We previously discussed the terrible case of Sureshbhai Patel who was seriously injured after former Madison (Alabama) police officer Eric Sloan Parker slammed him face first into the ground during a confrontation. Parker is now charged on the state level and facing a civil lawsuit. Now he has been charged with violating Patel’s civil rights. As we have discussed before, the question is whether such federal charges are necessary or warranted. Obviously, while based on the same conduct as the state charges, the charges are different. On the state level, it is assault while on the federal level it is the denial of federal rights. The Supreme Court has rejected double jeopardy attacks on such back-to-back charges, but these cases still raise the same concerns of multiplication of charges.
Under the indictment, Parker’s actions deprived the victim of his right under the U.S. Constitution to be secure from unreasonable searches and seizures, which includes the right to be free from unreasonable force by someone acting under color of law.
The concern is that, even if a defendant is acquitted of the state charges, he faces a trial on the same actions in federal court. This is not to reflect any sympathy for Parker in facing charges. However, this is a recurring concern among civil libertarians over the erosion of double jeopardy protections. There are obviously different charges raised in the prosecutions, but some civil libertarians have questioned the trend of overlapping jurisdictions. At one time, such cases were addressed as state crimes with rare subsequent federal prosecutions, particularly in cases of discrimination. It is now becoming more common – at least in notorious cases like this one with international implications.
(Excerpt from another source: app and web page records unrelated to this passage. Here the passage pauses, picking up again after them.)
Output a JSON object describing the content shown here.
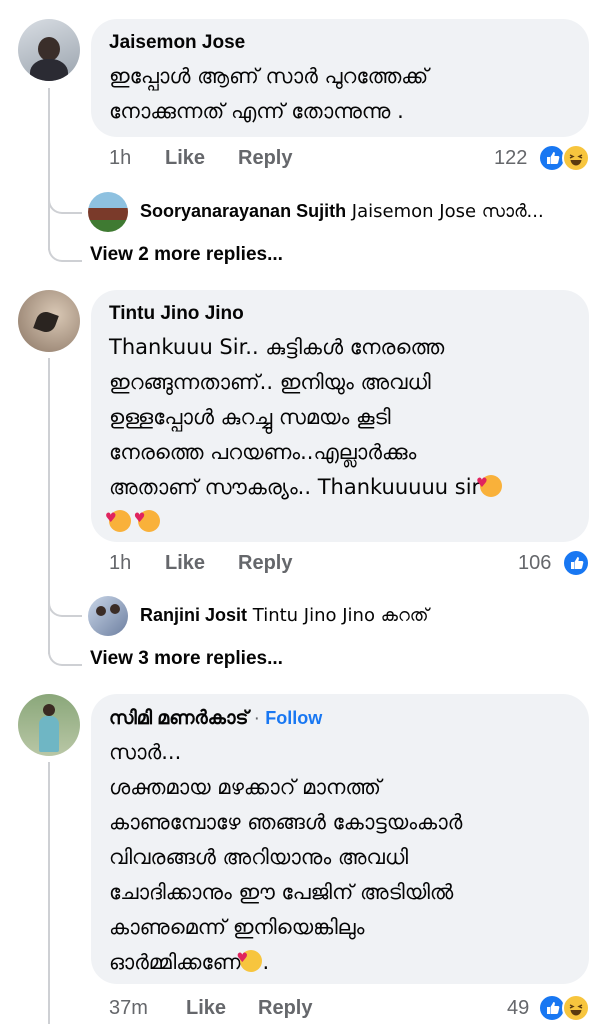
{
  "colors": {
    "bubble": "#f0f2f5",
    "meta": "#65676b",
    "link": "#1877f2",
    "line": "#ced0d4"
  },
  "comments": [
    {
      "author": "Jaisemon Jose",
      "lines": [
        "ഇപ്പോൾ ആണ് സാർ പുറത്തേക്ക്",
        "നോക്കുന്നത് എന്ന് തോന്നുന്നു ."
      ],
      "time": "1h",
      "like": "Like",
      "reply": "Reply",
      "count": "122",
      "reactions": [
        "like-icon",
        "haha-icon"
      ],
      "sub_reply": {
        "author": "Sooryanarayanan Sujith",
        "text": "Jaisemon Jose സാർ..."
      },
      "view_more": "View 2 more replies..."
    },
    {
      "author": "Tintu Jino Jino",
      "lines": [
        "Thankuuu Sir.. കുട്ടികൾ നേരത്തെ",
        "ഇറങ്ങുന്നതാണ്.. ഇനിയും അവധി",
        "ഉള്ളപ്പോൾ കുറച്ചു സമയം കൂടി",
        "നേരത്തെ പറയണം..എല്ലാർക്കും",
        "അതാണ് സൗകര്യം.. Thankuuuuu sir"
      ],
      "time": "1h",
      "like": "Like",
      "reply": "Reply",
      "count": "106",
      "reactions": [
        "like-icon"
      ],
      "sub_reply": {
        "author": "Ranjini Josit",
        "text": "Tintu Jino Jino കറത്"
      },
      "view_more": "View 3 more replies..."
    },
    {
      "author": "സിമി മണർകാട്",
      "follow_sep": "·",
      "follow": "Follow",
      "lines": [
        "സാർ...",
        "ശക്തമായ മഴക്കാറ് മാനത്ത്",
        "കാണുമ്പോഴേ ഞങ്ങൾ കോട്ടയംകാർ",
        "വിവരങ്ങൾ അറിയാനും അവധി",
        "ചോദിക്കാനും ഈ പേജിന് അടിയിൽ",
        "കാണുമെന്ന് ഇനിയെങ്കിലും",
        "ഓർമ്മിക്കണേ"
      ],
      "last_suffix": ".",
      "time": "37m",
      "like": "Like",
      "reply": "Reply",
      "count": "49",
      "reactions": [
        "like-icon",
        "haha-icon"
      ]
    }
  ]
}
Parker, 26, was previously fired so it is not clear if he can afford counsel in this three-front litigation.
The problem is how to distinguish between federal crimes that are sufficiently distinct not to constitute double jeopardy. The Court has adopted a highly permissive approach that has fueled the increased use of parallel federal prosecutions. The foundation for this rule was laid in Blockburger v. United States, 284 U.S. 299 (1932), where the Supreme Court held that “where the same act or transaction constitutes a violation of two distinct statutory provisions, the test to be applied to determine whether there are two offenses or only one, is whether each provision requires proof of an additional fact which the other does not.” The Supreme Court has also emphasized that as separate sovereign powers, the federal government retains the right prosecute for its own crimes. In United States v. Cruikshank, 92 U.S. 542 (1875), stressed that:
“It is the natural consequence of a citizenship which owes allegiance to two sovereignties, and claims protection from both. The citizen cannot complain, because he has voluntarily submitted himself to such a form of government. He owes allegiance to the two departments, so to speak, and within their respective spheres must pay the penalties which each exacts for disobedience to its laws.”
What do you think of these dual state-federal prosecutions?
Source: ABC News